Unlike the vast spaces Tao Group typically populates — nearby Tao Downtown has 300 seats and brings in more than 1,000 customers a night — Feroce seats 132 in a much more toned-down setting. The room, designed by David Rockwell, has booths that evoke vintage Ferraris, with dark green leather and golden velvet stripes, plus a vintage L’Ammazzasette sign featuring a wall-size green bottle of the amaro.

Panella’s pan-Italian menu features starters such as fried dough, gnocco fritto with the cured meat of the moment — mortadella — as well as a tower of fried eggplant layered with mozzarella and tomato. The pasta section includes bucatino alla’Amatriciana and less conventional casarecce alla Luciana, featuring twisted pasta tubes, tossed with octopus, cherry tomatoes, olives and caper leaves.


The dish that built an empire: Miso-glazed sea bass satay (Source: TAO Downtown)

Panella highlights an ancient Sicilian recipe as a main course: Grilled swordfish with roasted tomatoes and eggplant, served from a jar at the table. There’s also a mammoth, dry-aged 32oz T-bone with red wine sauce for the table, for US$130 (RM531.70). A roving sgroppino cart dispatches a mix of lemon sorbet, prosecco and vodka from a chilled bowl. Another cart will offer a wide selection of grappas and amaros.

Upstairs, Panella operates Bar Feroce, which has the scent of pizza because there’s an oven in the corner that turns out crispy Roman-style pies like the “rustica”, topped with mozzarella, potatoes and chunks of sausage, for around US$16. Like all Moxy properties, the space promotes games; here there’s a bocce court and a set of rules that include the stipulation that the loser buys the next round.

Fronting Feroce is an all-day cafe that starts with Italian pastries and golf-ball-size doughnuts that are fried to order. Later in the day, the menu transitions to cornetto sandwiches filled with prosciutto, as well as the greatest hits of Italian cocktails, namely riffs on spritzes and Negronis.

Private dining room: Seats 16

Hours: Restaurant, nightly from 5pm; Bar Feroce, from 11am daily

Location: 105 W 28th St; 212 888-1092;


Au Cheval (Tribeca; opened March 6)
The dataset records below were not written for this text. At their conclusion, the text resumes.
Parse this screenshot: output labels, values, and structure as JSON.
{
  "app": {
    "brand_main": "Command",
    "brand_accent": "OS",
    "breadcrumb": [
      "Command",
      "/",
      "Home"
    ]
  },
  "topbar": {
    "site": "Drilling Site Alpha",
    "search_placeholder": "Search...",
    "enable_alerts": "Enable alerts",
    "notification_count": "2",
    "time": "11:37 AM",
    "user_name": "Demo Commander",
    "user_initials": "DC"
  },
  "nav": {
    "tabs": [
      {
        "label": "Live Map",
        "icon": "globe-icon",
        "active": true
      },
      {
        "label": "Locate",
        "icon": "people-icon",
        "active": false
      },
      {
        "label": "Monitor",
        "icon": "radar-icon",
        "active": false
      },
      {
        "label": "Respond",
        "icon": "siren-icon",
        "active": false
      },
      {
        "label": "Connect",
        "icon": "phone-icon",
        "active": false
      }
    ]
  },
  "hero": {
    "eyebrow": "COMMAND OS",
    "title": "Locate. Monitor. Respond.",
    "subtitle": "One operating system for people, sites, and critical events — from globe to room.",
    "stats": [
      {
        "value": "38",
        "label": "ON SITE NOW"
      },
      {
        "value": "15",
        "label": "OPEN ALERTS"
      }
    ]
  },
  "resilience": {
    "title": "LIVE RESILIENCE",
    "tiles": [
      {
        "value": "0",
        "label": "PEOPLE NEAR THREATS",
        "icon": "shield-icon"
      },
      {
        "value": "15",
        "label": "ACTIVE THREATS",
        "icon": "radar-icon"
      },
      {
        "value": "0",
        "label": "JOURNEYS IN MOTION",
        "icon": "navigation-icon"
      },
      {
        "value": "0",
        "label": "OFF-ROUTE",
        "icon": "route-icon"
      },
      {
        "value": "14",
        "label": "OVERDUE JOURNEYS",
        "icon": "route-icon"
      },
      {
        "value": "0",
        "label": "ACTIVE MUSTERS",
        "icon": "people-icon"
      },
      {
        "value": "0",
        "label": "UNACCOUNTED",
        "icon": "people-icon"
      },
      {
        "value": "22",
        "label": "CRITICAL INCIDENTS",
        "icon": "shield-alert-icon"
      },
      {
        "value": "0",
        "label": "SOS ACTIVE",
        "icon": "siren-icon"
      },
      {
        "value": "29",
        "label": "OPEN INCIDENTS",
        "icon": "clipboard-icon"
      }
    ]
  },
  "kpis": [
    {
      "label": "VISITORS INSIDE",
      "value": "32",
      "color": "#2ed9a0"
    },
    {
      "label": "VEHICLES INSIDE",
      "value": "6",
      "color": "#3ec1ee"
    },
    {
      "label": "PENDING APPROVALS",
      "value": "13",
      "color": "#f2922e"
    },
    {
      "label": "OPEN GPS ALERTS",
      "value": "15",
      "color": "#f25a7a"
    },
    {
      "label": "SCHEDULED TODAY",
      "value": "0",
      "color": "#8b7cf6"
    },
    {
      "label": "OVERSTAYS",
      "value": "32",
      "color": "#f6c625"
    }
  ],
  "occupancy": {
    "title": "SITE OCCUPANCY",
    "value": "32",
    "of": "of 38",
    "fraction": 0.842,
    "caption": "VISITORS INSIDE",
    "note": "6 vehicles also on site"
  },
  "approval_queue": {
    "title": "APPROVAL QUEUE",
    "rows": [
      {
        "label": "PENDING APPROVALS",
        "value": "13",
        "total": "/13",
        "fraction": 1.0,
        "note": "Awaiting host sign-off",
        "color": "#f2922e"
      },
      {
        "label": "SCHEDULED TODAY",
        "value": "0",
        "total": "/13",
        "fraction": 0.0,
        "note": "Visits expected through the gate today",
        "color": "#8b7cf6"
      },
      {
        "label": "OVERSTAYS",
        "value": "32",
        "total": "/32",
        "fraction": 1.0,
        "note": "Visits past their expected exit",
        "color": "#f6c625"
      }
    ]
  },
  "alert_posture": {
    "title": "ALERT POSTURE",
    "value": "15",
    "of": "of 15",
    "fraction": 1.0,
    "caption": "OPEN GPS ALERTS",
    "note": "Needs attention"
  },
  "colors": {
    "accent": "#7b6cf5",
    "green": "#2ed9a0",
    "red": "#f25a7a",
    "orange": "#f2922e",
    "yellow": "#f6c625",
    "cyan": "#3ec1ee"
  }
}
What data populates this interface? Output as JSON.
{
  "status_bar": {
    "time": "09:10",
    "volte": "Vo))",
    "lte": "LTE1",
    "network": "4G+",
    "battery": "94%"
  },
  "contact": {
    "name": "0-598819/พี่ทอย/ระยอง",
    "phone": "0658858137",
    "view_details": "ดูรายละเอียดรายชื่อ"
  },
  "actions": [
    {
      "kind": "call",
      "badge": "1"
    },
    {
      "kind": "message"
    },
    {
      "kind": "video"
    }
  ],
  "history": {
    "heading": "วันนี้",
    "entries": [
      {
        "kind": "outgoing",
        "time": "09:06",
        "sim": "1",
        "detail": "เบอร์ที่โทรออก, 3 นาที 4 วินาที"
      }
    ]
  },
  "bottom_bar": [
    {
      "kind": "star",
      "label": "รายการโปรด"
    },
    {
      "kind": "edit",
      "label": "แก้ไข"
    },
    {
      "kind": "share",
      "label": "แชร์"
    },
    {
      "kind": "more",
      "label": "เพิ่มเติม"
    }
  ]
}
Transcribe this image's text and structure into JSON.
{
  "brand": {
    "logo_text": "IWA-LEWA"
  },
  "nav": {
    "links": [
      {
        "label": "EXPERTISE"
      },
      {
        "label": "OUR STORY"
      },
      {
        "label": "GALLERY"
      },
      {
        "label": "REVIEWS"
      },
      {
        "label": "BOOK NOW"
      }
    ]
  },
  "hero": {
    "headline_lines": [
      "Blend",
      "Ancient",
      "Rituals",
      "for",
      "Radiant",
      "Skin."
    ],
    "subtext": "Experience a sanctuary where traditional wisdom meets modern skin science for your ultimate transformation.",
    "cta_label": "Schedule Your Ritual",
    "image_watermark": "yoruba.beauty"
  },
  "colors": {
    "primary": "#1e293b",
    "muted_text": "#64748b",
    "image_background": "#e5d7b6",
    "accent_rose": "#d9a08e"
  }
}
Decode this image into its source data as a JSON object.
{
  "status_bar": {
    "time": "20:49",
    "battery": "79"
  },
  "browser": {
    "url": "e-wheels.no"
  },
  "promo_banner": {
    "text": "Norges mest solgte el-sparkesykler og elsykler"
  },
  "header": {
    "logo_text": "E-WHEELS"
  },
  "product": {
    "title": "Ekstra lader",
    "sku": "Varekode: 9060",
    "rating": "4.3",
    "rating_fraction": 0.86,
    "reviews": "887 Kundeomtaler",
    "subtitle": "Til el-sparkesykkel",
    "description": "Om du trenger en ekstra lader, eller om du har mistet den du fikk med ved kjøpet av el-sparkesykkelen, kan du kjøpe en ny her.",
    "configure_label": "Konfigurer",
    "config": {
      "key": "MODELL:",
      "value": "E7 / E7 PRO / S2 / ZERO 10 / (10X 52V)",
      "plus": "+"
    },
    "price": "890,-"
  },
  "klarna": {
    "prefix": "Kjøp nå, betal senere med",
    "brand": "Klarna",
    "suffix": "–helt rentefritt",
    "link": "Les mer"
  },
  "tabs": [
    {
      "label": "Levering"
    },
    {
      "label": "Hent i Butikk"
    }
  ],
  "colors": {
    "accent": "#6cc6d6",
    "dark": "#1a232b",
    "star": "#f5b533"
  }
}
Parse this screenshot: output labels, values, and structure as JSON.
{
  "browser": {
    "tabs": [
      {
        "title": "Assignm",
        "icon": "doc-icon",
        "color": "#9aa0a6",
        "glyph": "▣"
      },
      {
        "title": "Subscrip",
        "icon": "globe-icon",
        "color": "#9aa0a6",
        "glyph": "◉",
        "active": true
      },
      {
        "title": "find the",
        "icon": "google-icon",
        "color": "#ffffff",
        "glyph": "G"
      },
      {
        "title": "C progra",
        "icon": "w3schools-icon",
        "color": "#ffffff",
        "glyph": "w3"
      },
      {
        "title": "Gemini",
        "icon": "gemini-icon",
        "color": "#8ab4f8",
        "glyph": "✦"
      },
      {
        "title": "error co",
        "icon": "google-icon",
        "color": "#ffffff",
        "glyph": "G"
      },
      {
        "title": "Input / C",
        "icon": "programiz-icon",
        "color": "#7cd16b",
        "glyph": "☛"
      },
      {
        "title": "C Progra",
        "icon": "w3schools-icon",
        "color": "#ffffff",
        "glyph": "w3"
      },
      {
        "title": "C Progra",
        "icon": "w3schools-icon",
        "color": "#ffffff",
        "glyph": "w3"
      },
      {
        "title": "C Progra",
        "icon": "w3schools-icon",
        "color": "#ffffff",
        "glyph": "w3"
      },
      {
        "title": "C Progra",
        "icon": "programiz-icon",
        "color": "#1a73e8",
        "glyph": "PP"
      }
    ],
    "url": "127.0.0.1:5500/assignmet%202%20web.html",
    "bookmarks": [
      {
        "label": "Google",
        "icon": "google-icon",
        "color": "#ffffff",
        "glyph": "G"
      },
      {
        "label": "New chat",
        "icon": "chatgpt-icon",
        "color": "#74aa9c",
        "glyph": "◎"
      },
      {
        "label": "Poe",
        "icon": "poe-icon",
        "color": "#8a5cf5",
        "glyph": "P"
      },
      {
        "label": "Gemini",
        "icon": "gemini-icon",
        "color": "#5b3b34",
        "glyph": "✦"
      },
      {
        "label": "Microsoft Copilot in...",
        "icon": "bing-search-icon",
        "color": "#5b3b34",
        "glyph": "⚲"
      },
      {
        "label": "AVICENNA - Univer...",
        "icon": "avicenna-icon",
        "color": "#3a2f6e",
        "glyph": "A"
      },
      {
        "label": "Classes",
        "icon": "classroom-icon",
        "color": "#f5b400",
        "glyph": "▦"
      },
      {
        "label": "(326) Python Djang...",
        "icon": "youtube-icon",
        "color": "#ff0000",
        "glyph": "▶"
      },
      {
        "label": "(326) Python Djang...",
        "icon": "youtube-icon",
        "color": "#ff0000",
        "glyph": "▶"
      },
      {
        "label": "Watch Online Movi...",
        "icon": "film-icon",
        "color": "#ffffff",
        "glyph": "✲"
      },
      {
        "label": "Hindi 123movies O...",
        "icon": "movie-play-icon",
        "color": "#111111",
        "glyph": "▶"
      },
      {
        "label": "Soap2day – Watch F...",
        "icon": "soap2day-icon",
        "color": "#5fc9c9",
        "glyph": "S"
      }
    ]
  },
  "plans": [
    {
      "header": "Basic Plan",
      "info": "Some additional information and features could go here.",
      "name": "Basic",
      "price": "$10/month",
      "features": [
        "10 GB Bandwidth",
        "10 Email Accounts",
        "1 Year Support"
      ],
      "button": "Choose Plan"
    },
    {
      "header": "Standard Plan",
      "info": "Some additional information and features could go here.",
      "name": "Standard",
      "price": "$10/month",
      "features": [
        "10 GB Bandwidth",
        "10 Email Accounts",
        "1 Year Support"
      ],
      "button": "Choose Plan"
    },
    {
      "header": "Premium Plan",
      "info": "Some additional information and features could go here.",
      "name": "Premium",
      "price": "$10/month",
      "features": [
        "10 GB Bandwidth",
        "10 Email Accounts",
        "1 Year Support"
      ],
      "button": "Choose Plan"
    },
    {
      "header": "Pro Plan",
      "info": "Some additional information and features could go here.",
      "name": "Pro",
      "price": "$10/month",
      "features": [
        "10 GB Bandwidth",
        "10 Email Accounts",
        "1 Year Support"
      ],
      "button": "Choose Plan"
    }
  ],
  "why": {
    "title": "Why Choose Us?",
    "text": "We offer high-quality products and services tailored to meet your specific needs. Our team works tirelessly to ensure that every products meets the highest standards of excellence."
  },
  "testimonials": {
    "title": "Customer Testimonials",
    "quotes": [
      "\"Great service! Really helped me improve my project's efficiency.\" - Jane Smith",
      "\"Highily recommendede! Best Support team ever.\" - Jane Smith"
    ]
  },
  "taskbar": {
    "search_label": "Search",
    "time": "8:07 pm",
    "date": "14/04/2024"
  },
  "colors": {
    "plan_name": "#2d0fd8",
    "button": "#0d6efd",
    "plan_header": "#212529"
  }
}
The first New York outpost of the Chicago joint, famed for sticking a steak knife in its burgers, has finally opened. Waits of three hours were reported on the first nights. (Owner Brendan Sodikoff told New York magazine that people shouldn’t be surprised because there aren’t a lot of late-night options in the area, and advised diners to “bring a book or something”.)

Sodikoff already has a presence in New York — he’s the guy behind the clubby 4 Charles Prime Rib in the West Village; he also serves burgers at the RH Rooftop Restaurant in the Meatpacking District, in the former Pastis space.

First and foremost, the Au Cheval burger (Source: Au Cheval)

First and foremost on the Au Cheval menu: The burger, available as a single or double cheeseburger comprising juicy charred patties with the option of bacon and a fried egg. The peppered bacon, available as a side, is almost as famous as the burger.

Less notorious items include dinosaur-size marrow bones with beef cheek marmalade; fried chicken with honey, chile and sesame seeds; and foie gras with scrambled eggs and toast. A 32oz pork steak with foie gras and roasted apples is US$50 and available in limited quantities. (Sodikoff says the pro move is to chase the burger with the pork porterhouse. Not for the faint of heart.) Vegans will find a few options, namely green salad with pickled shallots and bread and butter pickles.

The classic-focused cocktail list offers Negronis, bloody marys with the option of a beer back, Manhattans, and old-fashioned-plus modern concoctions like pink vodka lemonade (vodka, Lillet rosé, Aperol, lemon) — that go for around US$16. Pickleback shots are US$8.

The brick-walled space has a series of leather banquettes and chandelier-style lights; it seats 85.

Hours: Daily, 10am to 3pm, and from 5pm.

Location: 33 Cortland Alley at Walker St;

@auchevaldiner Bloomberg